The Gospels can't even agree on Jesus' birthday. Matthew indicates that Jesus was born under the reign of Herod the Great (Matthew 2:1) and Luke says he was born while Quirinius was governor of Syria (Luke 2:2). This is impossible because Herod died in March of 4 BC and the census took place in 6 and 7 AD, about 10 years after Herod's death.
You can tout old Tommy boy as a scholar all you like, but until you can offer his explanation for these glaring 'minutiae' you might want to reconsider your sources.
Except that with the civil war you have events that were recorded by first hand witnesses, the letters written by the hands of the men who fought in the war, and reams of interviews of veterans of that war that are written, recorded on audio, and some on film.

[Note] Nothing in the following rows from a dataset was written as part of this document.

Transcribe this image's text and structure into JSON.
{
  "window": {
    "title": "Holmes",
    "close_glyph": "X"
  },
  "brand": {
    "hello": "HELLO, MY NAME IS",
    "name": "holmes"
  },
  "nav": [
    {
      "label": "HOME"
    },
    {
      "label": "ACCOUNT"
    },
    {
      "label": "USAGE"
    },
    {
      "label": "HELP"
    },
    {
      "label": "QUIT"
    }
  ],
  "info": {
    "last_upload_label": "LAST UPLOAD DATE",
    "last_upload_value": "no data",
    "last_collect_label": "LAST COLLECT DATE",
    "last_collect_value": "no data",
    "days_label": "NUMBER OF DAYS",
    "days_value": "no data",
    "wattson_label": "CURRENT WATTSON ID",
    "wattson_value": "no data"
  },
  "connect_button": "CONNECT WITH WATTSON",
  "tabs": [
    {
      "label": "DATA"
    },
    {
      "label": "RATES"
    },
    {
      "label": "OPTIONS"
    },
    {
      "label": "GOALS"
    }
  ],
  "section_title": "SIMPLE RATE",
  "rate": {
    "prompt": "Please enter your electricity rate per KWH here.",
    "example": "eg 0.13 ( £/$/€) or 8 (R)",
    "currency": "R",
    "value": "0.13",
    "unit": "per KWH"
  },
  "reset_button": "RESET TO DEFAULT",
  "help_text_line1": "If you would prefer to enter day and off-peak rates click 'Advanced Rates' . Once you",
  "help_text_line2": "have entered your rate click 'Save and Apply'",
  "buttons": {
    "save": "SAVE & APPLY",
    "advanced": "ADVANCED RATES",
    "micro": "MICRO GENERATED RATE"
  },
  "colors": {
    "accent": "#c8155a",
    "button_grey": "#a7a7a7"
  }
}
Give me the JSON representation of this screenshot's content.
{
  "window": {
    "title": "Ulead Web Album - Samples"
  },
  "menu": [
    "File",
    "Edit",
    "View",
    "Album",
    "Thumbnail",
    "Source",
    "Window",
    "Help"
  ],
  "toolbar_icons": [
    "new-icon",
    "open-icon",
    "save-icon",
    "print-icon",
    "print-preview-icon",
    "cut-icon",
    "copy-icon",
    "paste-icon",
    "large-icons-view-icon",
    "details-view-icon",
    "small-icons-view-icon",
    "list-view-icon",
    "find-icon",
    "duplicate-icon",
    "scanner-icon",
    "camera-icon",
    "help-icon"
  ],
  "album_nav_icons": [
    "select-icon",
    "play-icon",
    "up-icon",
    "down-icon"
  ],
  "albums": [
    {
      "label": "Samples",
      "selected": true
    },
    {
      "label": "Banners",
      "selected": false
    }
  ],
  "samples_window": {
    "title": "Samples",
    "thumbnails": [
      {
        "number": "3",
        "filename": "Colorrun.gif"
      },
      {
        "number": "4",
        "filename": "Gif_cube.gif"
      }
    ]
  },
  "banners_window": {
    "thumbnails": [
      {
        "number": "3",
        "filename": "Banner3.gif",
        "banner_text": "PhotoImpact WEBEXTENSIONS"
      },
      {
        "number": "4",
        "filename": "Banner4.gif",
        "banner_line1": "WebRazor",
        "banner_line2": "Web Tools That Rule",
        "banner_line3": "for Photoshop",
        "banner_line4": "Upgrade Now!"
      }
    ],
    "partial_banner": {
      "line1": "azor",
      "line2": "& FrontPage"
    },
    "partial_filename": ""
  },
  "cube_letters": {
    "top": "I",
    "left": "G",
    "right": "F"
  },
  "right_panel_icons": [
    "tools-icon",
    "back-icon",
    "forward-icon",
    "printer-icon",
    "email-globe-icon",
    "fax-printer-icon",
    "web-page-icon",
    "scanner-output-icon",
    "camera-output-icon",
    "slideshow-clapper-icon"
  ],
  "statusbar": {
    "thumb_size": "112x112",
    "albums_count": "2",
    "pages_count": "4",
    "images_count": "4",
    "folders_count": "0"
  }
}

You even have photographs of the events, legal documents pertaining to declarations of war - a lot of source material to work with.
In the case of Jesus, you don't have a single first hand account of his life - mostly because there was no reason to write it down because the belief was that he would be right back, ha ha ha ha ha
So then after like 40 years or so, and no one having a clue where the disciples went, someone decided to start writing down the general folklore that was going around. It seems a few people did this.
So then after about another hundred years or so, some guys sitting in a room who never met the authors, and don't even know who the authors were in most cases, set down and evaluated a third hand collection of folklore - and EVEN THEN they had to inject a few forgeries to massage it to their purpose.